▶ RECORDS TO PROCESS:
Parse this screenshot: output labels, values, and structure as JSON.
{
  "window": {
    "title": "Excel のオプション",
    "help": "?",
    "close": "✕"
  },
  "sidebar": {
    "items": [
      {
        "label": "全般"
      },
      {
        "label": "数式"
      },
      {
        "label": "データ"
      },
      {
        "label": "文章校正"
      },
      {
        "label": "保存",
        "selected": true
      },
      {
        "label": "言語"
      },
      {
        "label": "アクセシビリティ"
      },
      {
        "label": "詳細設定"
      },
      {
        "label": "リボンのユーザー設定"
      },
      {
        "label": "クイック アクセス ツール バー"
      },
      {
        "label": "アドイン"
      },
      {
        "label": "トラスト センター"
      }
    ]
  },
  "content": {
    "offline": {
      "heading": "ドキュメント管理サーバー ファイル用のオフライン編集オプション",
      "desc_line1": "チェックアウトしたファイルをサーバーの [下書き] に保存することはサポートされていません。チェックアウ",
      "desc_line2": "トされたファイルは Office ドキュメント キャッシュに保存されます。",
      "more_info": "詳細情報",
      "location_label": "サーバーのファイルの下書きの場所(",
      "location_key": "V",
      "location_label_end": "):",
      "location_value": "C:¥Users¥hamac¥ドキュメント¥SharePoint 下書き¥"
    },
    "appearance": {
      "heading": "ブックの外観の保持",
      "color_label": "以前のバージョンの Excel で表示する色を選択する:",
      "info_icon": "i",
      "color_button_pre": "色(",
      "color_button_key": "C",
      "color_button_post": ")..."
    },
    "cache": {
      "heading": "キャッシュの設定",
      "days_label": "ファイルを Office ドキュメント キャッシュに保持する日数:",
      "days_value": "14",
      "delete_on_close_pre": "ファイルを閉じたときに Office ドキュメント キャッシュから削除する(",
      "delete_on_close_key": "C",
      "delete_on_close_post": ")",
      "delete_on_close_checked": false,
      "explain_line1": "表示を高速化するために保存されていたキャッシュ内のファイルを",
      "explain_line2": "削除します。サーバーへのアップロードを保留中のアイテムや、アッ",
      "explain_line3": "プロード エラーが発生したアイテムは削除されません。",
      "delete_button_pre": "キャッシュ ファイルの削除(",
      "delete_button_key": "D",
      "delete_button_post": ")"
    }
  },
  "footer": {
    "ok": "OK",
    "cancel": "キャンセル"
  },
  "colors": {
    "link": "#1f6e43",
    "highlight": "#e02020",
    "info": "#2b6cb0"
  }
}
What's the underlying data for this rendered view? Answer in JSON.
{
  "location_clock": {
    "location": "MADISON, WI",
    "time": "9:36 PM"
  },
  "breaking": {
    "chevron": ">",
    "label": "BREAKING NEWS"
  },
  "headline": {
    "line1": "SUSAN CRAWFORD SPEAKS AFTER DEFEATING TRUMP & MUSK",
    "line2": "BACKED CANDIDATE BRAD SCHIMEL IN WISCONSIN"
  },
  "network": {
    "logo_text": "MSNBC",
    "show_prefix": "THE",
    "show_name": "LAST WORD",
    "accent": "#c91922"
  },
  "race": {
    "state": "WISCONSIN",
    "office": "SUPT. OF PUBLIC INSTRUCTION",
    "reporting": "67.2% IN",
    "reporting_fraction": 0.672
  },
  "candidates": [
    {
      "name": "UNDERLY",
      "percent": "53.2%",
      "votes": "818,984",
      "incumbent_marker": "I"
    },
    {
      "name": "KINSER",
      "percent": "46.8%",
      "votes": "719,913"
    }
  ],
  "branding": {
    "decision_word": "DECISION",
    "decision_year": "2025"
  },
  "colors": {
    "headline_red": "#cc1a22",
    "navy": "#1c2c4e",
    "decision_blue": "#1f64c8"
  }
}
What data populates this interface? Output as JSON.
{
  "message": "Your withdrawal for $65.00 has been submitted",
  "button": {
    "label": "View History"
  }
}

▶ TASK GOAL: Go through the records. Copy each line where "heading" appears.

▶ ANSWER BELOW:
      "heading": "ドキュメント管理サーバー ファイル用のオフライン編集オプション",
      "heading": "ブックの外観の保持",
      "heading": "キャッシュの設定",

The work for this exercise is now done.